▶ _Instructions to follow_: Your answer should hold every line of the records below that contains the string "длинный".
Segment Start: Given information
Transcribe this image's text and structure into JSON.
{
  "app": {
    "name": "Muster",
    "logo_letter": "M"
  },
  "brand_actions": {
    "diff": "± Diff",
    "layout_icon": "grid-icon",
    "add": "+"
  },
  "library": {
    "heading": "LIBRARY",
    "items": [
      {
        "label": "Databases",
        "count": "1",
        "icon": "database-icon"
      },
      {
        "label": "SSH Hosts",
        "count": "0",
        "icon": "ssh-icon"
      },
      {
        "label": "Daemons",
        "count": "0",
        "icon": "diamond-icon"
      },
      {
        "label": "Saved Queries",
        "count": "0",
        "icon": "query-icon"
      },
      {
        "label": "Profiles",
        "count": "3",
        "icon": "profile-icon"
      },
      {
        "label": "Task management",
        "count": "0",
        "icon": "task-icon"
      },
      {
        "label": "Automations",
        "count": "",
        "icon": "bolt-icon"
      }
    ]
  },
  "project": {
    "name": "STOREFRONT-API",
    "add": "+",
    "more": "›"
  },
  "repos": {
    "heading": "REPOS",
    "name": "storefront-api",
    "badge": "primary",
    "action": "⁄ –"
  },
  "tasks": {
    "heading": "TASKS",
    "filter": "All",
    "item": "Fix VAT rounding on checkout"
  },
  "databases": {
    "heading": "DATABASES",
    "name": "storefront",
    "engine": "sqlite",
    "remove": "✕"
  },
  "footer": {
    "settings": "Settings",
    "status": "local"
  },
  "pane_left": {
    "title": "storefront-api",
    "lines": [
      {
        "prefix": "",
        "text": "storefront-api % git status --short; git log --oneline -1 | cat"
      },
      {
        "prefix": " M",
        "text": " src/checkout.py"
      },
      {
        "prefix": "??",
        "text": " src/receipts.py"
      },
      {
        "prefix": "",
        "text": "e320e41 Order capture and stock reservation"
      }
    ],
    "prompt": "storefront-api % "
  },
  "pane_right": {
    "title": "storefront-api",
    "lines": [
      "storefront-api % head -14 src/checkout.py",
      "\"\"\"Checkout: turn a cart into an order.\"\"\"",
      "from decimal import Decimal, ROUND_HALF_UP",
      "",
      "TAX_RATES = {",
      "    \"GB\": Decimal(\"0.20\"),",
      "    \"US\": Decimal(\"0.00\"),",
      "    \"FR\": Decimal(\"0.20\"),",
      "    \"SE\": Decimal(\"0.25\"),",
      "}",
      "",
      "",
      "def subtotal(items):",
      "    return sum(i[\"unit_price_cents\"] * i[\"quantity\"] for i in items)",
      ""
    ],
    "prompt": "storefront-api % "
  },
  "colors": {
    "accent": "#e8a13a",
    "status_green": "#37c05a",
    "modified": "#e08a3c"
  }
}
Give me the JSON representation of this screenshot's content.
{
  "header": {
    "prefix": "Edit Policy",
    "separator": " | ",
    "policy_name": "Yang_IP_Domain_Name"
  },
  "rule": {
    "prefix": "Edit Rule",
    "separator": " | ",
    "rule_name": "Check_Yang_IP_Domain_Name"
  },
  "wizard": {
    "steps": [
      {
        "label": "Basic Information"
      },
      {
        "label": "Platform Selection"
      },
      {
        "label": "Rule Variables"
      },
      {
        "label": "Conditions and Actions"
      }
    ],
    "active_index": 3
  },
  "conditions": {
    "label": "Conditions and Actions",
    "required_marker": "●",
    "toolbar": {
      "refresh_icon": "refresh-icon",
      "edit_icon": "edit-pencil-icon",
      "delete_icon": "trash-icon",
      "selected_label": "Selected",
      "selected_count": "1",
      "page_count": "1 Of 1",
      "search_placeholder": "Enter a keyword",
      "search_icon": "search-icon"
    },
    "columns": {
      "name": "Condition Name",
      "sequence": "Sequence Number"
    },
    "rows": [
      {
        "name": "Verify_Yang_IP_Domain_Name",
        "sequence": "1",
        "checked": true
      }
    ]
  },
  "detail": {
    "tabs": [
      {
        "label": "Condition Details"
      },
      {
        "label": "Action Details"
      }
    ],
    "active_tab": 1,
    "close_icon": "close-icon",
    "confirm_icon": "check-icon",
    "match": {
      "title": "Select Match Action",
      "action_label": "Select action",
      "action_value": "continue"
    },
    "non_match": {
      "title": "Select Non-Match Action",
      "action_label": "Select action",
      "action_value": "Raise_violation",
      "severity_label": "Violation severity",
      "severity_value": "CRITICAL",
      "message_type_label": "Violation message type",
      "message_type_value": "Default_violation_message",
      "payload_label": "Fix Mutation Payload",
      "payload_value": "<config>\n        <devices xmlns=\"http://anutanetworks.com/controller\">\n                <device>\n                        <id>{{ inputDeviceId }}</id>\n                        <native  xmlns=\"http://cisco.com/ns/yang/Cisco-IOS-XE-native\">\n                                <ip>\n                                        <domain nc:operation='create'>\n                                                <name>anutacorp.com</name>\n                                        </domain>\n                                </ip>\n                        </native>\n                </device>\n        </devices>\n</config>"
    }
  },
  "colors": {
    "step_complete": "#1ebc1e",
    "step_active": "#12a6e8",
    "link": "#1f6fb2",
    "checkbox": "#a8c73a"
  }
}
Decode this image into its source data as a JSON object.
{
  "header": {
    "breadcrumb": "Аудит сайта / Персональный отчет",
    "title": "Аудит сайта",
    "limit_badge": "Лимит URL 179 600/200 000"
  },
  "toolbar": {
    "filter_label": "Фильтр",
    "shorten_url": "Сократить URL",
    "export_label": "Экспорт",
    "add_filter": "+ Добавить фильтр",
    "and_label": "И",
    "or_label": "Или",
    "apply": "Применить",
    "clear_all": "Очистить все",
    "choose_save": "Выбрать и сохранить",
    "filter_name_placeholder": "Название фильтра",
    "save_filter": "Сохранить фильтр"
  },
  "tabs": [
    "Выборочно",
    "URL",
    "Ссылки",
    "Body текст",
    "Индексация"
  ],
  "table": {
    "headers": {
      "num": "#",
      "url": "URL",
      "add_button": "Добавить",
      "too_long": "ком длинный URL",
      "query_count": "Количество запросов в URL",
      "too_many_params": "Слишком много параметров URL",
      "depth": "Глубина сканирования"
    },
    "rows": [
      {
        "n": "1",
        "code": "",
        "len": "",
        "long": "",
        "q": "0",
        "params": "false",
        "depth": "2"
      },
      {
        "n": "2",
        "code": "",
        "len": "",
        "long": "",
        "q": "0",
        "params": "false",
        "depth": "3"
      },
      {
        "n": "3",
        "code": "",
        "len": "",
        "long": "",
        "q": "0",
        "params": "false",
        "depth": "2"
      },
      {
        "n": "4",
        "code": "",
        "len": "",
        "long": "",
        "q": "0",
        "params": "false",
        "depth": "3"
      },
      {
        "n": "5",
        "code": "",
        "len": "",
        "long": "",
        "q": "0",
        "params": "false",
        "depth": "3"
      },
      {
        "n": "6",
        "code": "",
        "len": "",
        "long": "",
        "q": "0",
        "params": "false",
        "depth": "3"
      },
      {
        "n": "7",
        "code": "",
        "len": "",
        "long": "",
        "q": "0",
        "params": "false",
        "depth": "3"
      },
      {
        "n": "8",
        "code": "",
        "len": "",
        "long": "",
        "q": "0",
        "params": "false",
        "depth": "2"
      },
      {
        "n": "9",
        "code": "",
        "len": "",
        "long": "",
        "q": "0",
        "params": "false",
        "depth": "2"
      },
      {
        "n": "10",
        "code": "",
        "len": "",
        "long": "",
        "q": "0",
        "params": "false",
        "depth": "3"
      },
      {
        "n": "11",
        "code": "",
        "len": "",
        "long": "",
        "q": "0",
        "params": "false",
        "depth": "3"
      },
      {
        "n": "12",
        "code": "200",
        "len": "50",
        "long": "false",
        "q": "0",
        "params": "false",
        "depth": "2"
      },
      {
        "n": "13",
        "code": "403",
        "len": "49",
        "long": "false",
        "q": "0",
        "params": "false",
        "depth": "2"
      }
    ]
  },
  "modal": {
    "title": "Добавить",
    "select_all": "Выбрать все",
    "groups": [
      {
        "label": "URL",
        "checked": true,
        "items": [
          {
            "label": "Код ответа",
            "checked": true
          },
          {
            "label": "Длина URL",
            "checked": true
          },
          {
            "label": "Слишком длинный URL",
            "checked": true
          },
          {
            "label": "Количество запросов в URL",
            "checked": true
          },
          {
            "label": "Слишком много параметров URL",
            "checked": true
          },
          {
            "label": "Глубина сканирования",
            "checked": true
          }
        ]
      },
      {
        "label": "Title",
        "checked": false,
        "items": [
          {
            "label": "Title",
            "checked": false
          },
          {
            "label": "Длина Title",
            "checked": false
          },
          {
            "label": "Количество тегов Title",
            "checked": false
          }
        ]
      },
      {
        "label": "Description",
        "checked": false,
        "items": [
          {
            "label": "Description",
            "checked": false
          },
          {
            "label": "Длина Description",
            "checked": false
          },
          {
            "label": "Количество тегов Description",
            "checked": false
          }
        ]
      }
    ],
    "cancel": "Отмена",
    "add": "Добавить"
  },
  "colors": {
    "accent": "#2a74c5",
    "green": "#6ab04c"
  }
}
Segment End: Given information
▶ _Result of the exercise_:
      "too_long": "ком длинный URL",
            "label": "Слишком длинный URL",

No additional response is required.